* Work to be completed
In the entries below, how many lines contain the string "without"? State the number and nothing else.

* Supplied records
__________________________________________________
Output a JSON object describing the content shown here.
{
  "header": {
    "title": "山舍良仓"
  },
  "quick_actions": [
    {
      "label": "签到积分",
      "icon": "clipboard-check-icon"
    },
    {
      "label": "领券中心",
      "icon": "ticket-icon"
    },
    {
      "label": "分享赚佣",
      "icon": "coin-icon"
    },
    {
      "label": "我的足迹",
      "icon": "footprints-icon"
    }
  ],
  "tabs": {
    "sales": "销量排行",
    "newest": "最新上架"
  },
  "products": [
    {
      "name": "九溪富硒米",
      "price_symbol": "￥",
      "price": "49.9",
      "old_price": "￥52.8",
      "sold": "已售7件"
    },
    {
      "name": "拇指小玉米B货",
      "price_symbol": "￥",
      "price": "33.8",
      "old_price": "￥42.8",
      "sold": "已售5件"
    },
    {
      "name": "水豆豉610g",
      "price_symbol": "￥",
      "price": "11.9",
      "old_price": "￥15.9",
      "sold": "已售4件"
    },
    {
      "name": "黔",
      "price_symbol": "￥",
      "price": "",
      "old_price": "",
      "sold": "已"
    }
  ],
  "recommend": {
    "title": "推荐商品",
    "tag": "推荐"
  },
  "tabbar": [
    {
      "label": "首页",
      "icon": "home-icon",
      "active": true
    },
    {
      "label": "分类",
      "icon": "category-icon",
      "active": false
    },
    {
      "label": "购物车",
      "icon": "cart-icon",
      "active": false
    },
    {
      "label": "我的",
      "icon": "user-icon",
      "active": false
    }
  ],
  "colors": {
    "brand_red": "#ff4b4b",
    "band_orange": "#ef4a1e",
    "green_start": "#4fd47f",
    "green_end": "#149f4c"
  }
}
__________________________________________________
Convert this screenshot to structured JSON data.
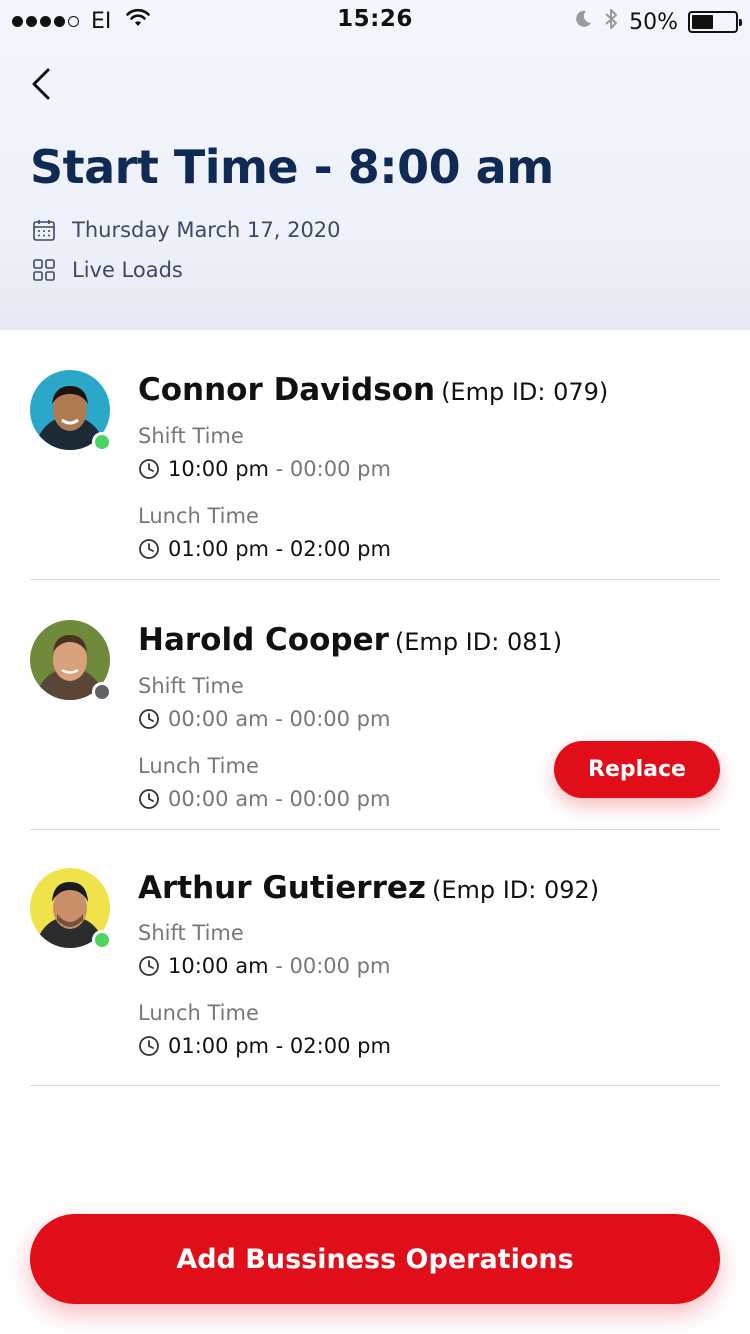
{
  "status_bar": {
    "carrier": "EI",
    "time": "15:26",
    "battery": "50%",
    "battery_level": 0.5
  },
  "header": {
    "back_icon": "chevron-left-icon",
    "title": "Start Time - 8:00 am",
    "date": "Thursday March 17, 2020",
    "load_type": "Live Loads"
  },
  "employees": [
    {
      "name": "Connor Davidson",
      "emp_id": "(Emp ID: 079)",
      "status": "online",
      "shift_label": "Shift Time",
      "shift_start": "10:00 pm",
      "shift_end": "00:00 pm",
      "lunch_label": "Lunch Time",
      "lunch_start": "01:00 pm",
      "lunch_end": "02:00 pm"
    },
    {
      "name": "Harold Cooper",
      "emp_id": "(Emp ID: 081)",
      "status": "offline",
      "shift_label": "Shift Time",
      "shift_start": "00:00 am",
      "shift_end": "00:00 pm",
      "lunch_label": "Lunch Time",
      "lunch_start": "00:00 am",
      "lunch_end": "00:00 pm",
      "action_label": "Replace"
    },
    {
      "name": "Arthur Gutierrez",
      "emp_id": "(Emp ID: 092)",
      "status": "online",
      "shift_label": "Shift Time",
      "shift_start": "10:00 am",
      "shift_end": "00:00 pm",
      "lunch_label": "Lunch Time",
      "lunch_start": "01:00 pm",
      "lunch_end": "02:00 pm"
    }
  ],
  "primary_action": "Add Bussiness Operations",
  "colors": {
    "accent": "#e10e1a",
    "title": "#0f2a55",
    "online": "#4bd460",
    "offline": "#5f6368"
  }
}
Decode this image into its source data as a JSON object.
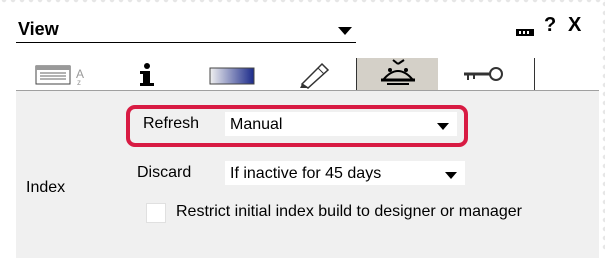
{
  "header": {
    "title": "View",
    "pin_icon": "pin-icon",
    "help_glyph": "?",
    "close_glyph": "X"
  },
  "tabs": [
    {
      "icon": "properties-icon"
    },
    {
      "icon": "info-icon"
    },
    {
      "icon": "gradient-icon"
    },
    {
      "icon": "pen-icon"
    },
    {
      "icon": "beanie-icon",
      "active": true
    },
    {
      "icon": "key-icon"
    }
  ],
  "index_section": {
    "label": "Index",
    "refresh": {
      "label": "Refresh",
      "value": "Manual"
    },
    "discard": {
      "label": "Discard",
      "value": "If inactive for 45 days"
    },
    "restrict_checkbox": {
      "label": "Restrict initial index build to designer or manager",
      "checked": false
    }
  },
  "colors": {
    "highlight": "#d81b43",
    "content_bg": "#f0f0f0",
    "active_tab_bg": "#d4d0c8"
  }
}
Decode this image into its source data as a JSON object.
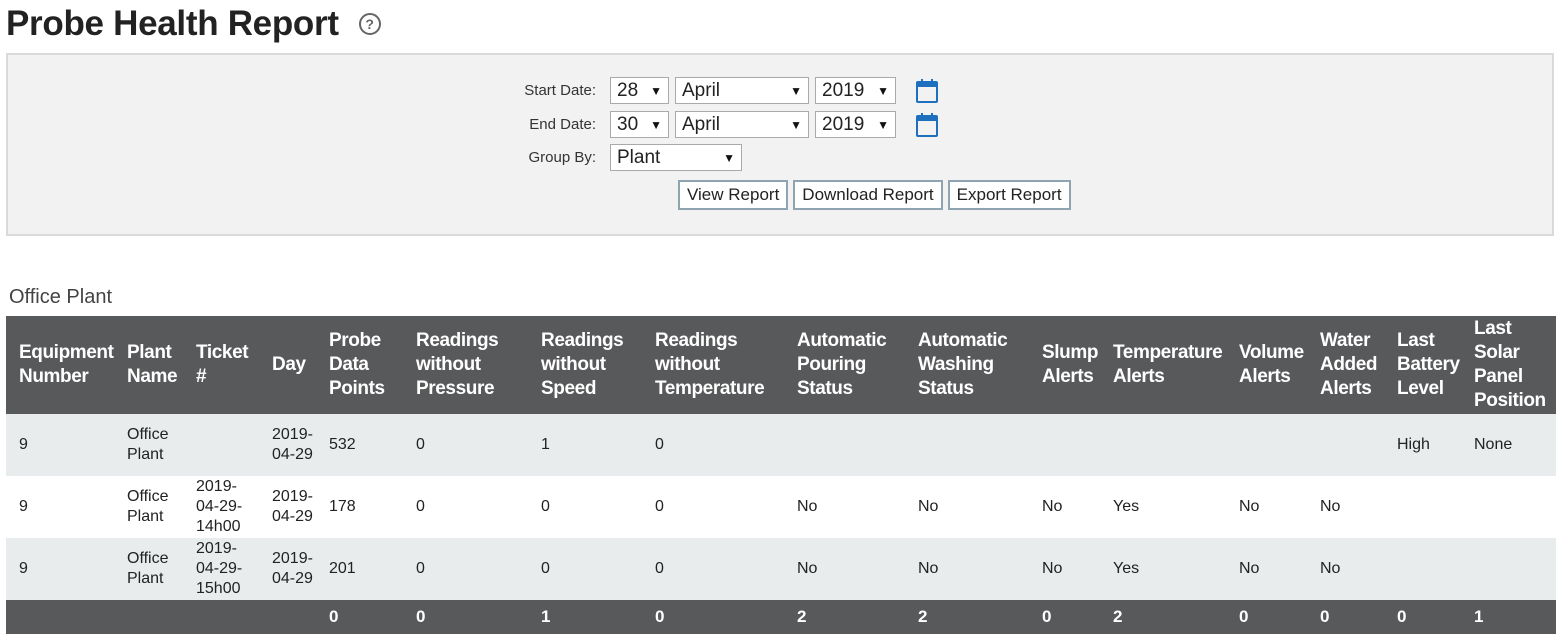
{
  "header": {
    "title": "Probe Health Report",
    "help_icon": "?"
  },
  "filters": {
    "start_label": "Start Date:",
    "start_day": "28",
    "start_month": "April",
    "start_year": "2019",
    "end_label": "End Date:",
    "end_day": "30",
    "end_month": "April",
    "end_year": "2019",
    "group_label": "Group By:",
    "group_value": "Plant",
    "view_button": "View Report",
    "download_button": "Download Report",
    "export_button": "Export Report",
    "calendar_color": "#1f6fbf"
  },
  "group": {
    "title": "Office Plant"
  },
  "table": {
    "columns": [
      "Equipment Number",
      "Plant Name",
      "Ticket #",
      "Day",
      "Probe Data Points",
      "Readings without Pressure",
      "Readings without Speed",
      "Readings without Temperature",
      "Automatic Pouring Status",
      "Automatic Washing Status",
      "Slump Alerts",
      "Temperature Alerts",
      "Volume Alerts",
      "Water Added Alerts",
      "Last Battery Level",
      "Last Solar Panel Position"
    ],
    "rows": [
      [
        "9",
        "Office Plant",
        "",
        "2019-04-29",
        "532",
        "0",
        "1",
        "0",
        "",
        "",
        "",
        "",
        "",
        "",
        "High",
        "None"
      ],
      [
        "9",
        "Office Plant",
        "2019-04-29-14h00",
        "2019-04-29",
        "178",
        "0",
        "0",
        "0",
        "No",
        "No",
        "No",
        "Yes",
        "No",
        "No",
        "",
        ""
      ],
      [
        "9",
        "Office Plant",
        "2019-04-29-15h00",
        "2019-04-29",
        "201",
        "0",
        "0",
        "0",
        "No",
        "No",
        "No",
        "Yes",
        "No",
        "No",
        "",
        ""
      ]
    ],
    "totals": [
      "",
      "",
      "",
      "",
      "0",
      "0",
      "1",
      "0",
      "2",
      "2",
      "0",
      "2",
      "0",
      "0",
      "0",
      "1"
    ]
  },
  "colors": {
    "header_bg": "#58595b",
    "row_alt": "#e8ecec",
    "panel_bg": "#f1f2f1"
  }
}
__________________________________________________
* The answer
3